Through this process most students were able to calculate the correct velocity. After getting a couple of students to demonstrate their solutions, I then got each student to write a method as a set of steps for how to do the calculation. A lot of the students simply stated the numbers in their methods, so after they had written it I got them to replace the numbers with what they represented (e.g. momentum before collision, velocity after the collision, etc).
The students then applied their method to a simplified problem involving cars, before moving onto a past paper question. This worked well and at the end of the (double) lesson the students had applied their methods to answering the past paper question correctly.
Both of these strategies were successful in that they met my objective of reducing the amount of reacting I was doing in lesson and so freeing me up to circulate and assess how the students were getting on. For the second strategy the students seemed to enjoy producing their own method and they definitely did more thinking, and so should remember more.

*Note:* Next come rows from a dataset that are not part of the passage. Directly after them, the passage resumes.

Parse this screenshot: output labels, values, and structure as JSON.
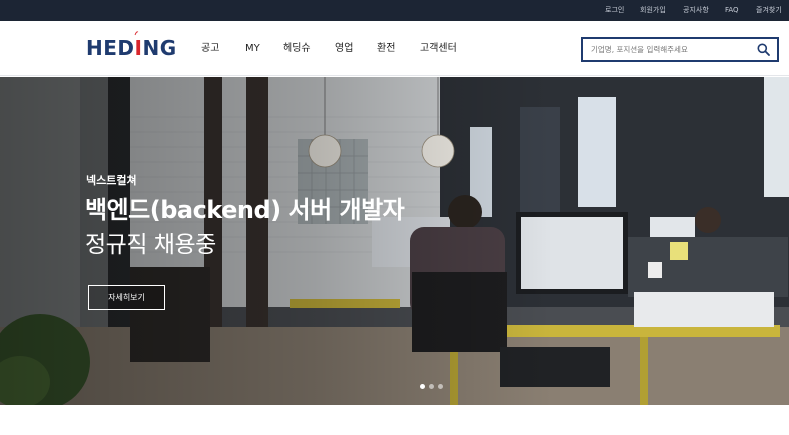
{
  "topbar": {
    "links": [
      "로그인",
      "회원가입",
      "공지사항",
      "FAQ",
      "즐겨찾기"
    ]
  },
  "header": {
    "logo": {
      "text_main": "HED",
      "text_accent": "I",
      "text_tail": "NG"
    },
    "nav": [
      "공고",
      "MY",
      "헤딩슈",
      "영업",
      "환전",
      "고객센터"
    ],
    "search": {
      "placeholder": "기업명, 포지션을 입력해주세요",
      "value": "",
      "icon": "search-icon"
    }
  },
  "hero": {
    "company": "넥스트컬쳐",
    "title": "백엔드(backend) 서버 개발자",
    "subtitle": "정규직 채용중",
    "cta_label": "자세히보기",
    "slides": {
      "count": 3,
      "active": 0
    }
  },
  "colors": {
    "topbar_bg": "#1c2534",
    "brand_navy": "#1f3b6f",
    "brand_red": "#d9262c"
  }
}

Update: Since doing this I came across this excellent idea of having all the calculations projected on the board and if someone is stuck on a problem then they write their name on a post-it and stick in on the question on the board, allowing you to see who’s stuck on what and if you need to go over something with an individual, group or the whole class. I’ll definitely be trying it out!